Revolution 1 is perhaps the most stripped-down version of the song. It’s bare boned and moves at a crawling tempo. This shows in both the music and lyrics.

In this rendition, Lennon seems even more unsure of where he stands on the revolution. After delivering the line “but when you talk about destruction, don’t you know you can count me out” he meekly adds the word “in” — as if to appease all sides.

Revolution (Single Version)

Lennon remained determined to release Revolution as a single. However, he received push back from his bandmates. Both Paul McCartney and George Harrison thought the tune was too slow to catch the ears of the audience. They doubted it could chart as a single.

Eventually the band reached a compromise. They would record a more upbeat version of the song to release as a single, and plug the slow version towards the end of their ever-expanding White Album.

The single version of Revolution injected the song with a hard rock energy. It replaces the down tempo blues with distorted guitars. The lyrics themselves take a more decisive stand with Lennon firmly stating that if you talk about destruction, you can “count him out.”

Despite Lennon’s insistence, Revolution did not end up as a single. It served as a B-side to McCartney’s smash hit Hey Jude. However, this recording remains the most popular version of the song, and continues to be a fan favorite.

Revolution 9

The final version of Revolution bears little resemblance to the two previous iterations of the song.

In fact, “song” might not be the most accurate word for the recording. Lennon describes Revolution 9 as a sound collage. It stretches the final 6 minutes of the Take 18 and adds additional layers, overdubs, effects, and tape loops. Lennon says:

“That was a picture I painted in sound of the revolution, which was complete murder and killing and people screaming and kids crying and all that, which is what I really thought it would be.”

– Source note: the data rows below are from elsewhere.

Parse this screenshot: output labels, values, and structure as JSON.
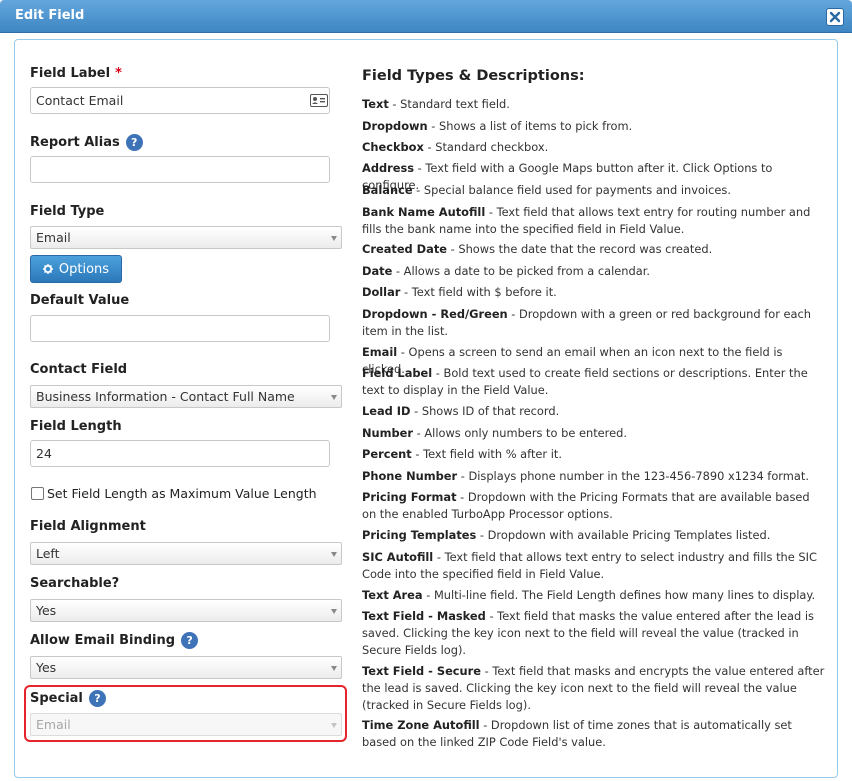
{
  "dialog": {
    "title": "Edit Field"
  },
  "form": {
    "field_label": {
      "label": "Field Label",
      "required_mark": "*",
      "value": "Contact Email"
    },
    "report_alias": {
      "label": "Report Alias",
      "value": ""
    },
    "field_type": {
      "label": "Field Type",
      "value": "Email",
      "options_button": "Options"
    },
    "default_value": {
      "label": "Default Value",
      "value": ""
    },
    "contact_field": {
      "label": "Contact Field",
      "value": "Business Information - Contact Full Name"
    },
    "field_length": {
      "label": "Field Length",
      "value": "24"
    },
    "set_max_length": {
      "label": "Set Field Length as Maximum Value Length",
      "checked": false
    },
    "field_alignment": {
      "label": "Field Alignment",
      "value": "Left"
    },
    "searchable": {
      "label": "Searchable?",
      "value": "Yes"
    },
    "allow_email_binding": {
      "label": "Allow Email Binding",
      "value": "Yes"
    },
    "special": {
      "label": "Special",
      "value": "Email"
    },
    "help_glyph": "?"
  },
  "types": {
    "heading": "Field Types & Descriptions:",
    "items": [
      {
        "name": "Text",
        "desc": " - Standard text field."
      },
      {
        "name": "Dropdown",
        "desc": " - Shows a list of items to pick from."
      },
      {
        "name": "Checkbox",
        "desc": " - Standard checkbox."
      },
      {
        "name": "Address",
        "desc": " - Text field with a Google Maps button after it. Click Options to configure."
      },
      {
        "name": "Balance",
        "desc": " - Special balance field used for payments and invoices."
      },
      {
        "name": "Bank Name Autofill",
        "desc": " - Text field that allows text entry for routing number and fills the bank name into the specified field in Field Value."
      },
      {
        "name": "Created Date",
        "desc": " - Shows the date that the record was created."
      },
      {
        "name": "Date",
        "desc": " - Allows a date to be picked from a calendar."
      },
      {
        "name": "Dollar",
        "desc": " - Text field with $ before it."
      },
      {
        "name": "Dropdown - Red/Green",
        "desc": " - Dropdown with a green or red background for each item in the list."
      },
      {
        "name": "Email",
        "desc": " - Opens a screen to send an email when an icon next to the field is clicked."
      },
      {
        "name": "Field Label",
        "desc": " - Bold text used to create field sections or descriptions. Enter the text to display in the Field Value."
      },
      {
        "name": "Lead ID",
        "desc": " - Shows ID of that record."
      },
      {
        "name": "Number",
        "desc": " - Allows only numbers to be entered."
      },
      {
        "name": "Percent",
        "desc": " - Text field with % after it."
      },
      {
        "name": "Phone Number",
        "desc": " - Displays phone number in the 123-456-7890 x1234 format."
      },
      {
        "name": "Pricing Format",
        "desc": " - Dropdown with the Pricing Formats that are available based on the enabled TurboApp Processor options."
      },
      {
        "name": "Pricing Templates",
        "desc": " - Dropdown with available Pricing Templates listed."
      },
      {
        "name": "SIC Autofill",
        "desc": " - Text field that allows text entry to select industry and fills the SIC Code into the specified field in Field Value."
      },
      {
        "name": "Text Area",
        "desc": " - Multi-line field. The Field Length defines how many lines to display."
      },
      {
        "name": "Text Field - Masked",
        "desc": " - Text field that masks the value entered after the lead is saved. Clicking the key icon next to the field will reveal the value (tracked in Secure Fields log)."
      },
      {
        "name": "Text Field - Secure",
        "desc": " - Text field that masks and encrypts the value entered after the lead is saved. Clicking the key icon next to the field will reveal the value (tracked in Secure Fields log)."
      },
      {
        "name": "Time Zone Autofill",
        "desc": " - Dropdown list of time zones that is automatically set based on the linked ZIP Code Field's value."
      }
    ]
  }
}
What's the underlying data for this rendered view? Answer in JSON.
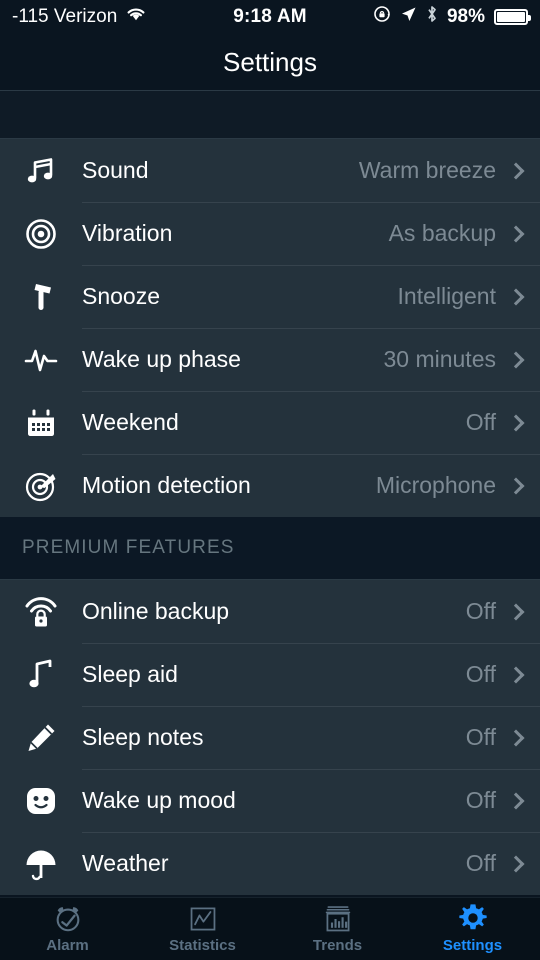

There is a wide range of opinions on Revolution 9. Many fans consider it the worst thing The Beatles’ ever released. While some critics praised the groups bold experimentation. Rolling Stone editor Jann Wenner said: “Revolution 9” was “beautifully organized” and “had more political impact than “Revolution 1”

Love it or hate it, the song leaves an impression. Listen below if you dare:

Legacy

Did The Beatles Revolution stick it to the establishment and shake the world?

Not really.

The song was met with a tepid response from the counterculture. Many ignored Lennon’s feeble endorsement of revolution, and dismissed his insistence that all “would be alright”. The song reached peak infamy when Apple Computer used it in a television ad.

As a single Revolution enjoyed modest success. It peaked at number 12 on the Billboard music chart (a relatively unimpressive accomplishment for Beatles standards). It remains a popular song, but nowhere near as beloved as songs like Let It Be and Hey Jude (the song released ahead of Revolution as a single).

The experimental Revolution 9 birthed its own twisted legacy. It fueled the “Paul is dead” rumors. Some saw its chaotic structure as a sign of the Apocalypse — most notably cult leader Charles Manson who references the song multiple times in his manifesto.

While Revolution may not have changed the world, it provides a fascinating look at the band and the times. It shows how the seeds of an idea can morph into three entirely different products- each inspiring a legacy of its own.

For that alone it stands out as a worthy subject of discussion.

Educator and Copywriter Who Writes About Creativity, Marketing, Pop Culture, And Occasionally Mindfulness Meditation